Exercise instructions -> Whenever a line below holds the word "this", count it; then give the total and nothing else.

Data for processing ->
↓

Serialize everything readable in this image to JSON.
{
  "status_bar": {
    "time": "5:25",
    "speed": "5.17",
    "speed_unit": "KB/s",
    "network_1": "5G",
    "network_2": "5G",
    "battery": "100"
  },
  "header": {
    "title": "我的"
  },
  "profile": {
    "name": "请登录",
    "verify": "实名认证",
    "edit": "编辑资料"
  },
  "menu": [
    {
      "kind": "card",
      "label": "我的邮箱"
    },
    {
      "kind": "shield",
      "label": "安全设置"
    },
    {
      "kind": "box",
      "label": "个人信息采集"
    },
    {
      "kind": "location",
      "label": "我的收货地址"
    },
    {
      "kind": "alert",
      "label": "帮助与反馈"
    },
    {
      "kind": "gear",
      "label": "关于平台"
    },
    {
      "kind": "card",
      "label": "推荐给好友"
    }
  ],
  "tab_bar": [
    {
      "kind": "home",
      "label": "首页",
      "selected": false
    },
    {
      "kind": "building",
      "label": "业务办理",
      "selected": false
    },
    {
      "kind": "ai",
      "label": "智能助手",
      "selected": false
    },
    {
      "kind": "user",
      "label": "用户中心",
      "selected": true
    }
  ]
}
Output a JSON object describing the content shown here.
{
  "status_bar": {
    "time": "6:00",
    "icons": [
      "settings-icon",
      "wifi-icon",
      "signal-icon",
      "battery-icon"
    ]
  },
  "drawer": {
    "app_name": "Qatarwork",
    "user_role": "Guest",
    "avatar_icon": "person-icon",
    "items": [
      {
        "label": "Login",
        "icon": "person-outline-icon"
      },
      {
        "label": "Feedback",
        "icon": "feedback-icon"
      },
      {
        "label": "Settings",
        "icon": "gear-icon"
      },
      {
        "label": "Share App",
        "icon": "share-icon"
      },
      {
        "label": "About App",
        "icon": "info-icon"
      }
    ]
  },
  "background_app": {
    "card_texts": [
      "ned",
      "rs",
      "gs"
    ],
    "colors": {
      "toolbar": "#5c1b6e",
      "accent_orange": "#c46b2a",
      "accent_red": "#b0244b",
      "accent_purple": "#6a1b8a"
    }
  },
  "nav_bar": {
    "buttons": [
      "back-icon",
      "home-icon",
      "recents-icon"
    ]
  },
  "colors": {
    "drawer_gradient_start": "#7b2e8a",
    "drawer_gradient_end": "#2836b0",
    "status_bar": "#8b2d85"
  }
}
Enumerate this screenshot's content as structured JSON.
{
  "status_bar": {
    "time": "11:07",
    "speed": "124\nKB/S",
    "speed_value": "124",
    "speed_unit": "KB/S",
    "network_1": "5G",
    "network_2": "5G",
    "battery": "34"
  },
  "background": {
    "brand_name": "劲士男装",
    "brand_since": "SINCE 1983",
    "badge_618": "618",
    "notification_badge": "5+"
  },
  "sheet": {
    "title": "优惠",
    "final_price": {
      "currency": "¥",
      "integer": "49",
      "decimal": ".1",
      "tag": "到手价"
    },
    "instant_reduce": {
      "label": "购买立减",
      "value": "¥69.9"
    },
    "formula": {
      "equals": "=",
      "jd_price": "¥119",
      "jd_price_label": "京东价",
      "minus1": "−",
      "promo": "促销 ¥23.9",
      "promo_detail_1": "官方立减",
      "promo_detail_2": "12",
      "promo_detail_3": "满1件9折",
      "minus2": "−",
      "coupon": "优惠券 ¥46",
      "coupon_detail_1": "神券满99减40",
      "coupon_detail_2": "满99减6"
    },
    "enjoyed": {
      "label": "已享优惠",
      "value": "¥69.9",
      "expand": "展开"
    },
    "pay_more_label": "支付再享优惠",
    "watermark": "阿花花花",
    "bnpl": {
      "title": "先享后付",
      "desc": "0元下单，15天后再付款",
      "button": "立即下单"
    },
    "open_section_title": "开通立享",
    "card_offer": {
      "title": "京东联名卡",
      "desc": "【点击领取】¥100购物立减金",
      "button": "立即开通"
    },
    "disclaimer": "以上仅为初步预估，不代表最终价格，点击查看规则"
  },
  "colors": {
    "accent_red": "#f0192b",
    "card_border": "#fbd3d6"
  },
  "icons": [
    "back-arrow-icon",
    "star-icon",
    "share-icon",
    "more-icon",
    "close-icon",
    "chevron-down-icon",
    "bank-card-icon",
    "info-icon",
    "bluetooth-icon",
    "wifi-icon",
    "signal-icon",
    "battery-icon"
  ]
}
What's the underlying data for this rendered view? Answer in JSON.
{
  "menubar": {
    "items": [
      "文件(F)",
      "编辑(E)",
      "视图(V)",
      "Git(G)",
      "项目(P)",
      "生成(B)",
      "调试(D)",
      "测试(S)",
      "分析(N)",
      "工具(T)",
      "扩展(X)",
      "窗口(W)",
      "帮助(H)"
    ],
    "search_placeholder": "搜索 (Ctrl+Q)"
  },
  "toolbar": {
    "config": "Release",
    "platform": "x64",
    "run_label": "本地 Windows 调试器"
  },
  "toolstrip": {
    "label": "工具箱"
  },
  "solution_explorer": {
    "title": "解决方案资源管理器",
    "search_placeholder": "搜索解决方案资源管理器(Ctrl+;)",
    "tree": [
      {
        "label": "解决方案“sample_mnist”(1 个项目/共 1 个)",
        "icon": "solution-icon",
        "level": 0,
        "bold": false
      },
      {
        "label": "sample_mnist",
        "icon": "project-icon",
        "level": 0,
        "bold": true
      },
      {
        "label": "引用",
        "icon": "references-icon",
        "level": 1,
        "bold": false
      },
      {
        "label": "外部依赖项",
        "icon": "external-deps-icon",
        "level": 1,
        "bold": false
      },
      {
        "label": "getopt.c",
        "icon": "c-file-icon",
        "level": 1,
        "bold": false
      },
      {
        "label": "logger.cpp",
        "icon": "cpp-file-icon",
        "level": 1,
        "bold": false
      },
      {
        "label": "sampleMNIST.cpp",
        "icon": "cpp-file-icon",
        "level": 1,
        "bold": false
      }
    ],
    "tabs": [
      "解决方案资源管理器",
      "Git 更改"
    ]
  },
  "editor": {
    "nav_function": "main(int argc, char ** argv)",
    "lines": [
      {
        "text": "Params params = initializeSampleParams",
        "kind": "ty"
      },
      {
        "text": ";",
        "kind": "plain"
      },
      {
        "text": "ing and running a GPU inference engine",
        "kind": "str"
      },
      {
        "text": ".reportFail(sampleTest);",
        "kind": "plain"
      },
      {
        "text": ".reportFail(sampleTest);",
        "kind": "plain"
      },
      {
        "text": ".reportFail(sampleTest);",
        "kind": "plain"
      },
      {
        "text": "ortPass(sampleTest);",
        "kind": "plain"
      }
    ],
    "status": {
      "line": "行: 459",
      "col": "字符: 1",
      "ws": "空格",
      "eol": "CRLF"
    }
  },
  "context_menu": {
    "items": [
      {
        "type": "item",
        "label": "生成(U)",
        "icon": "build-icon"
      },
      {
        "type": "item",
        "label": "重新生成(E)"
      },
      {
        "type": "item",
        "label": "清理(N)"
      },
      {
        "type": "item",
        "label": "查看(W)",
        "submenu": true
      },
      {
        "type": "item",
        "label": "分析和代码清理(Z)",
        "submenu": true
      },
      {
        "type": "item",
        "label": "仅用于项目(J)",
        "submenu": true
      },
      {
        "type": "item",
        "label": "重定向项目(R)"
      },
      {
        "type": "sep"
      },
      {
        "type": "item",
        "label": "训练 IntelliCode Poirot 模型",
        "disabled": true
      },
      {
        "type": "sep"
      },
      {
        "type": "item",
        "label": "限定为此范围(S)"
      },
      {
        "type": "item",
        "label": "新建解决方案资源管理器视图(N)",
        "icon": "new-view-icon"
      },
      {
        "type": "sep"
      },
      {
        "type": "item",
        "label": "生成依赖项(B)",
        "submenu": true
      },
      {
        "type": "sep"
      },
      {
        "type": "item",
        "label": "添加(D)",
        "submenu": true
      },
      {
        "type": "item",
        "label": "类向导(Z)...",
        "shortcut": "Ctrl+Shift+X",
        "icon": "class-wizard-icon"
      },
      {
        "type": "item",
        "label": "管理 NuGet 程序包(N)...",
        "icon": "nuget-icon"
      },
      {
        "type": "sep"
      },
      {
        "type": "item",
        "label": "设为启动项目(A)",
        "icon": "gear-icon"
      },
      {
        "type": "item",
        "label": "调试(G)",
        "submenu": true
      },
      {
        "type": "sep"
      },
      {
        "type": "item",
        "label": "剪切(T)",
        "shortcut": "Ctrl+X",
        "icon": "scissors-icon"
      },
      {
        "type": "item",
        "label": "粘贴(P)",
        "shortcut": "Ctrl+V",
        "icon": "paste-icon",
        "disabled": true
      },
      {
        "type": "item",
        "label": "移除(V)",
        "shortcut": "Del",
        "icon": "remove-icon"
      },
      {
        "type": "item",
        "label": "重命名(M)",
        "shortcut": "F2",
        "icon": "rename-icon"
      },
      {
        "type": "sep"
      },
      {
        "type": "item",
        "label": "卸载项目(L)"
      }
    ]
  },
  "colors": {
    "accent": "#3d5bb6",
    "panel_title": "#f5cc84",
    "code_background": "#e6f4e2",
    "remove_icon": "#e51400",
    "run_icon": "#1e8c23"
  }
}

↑

Exercise response -> 3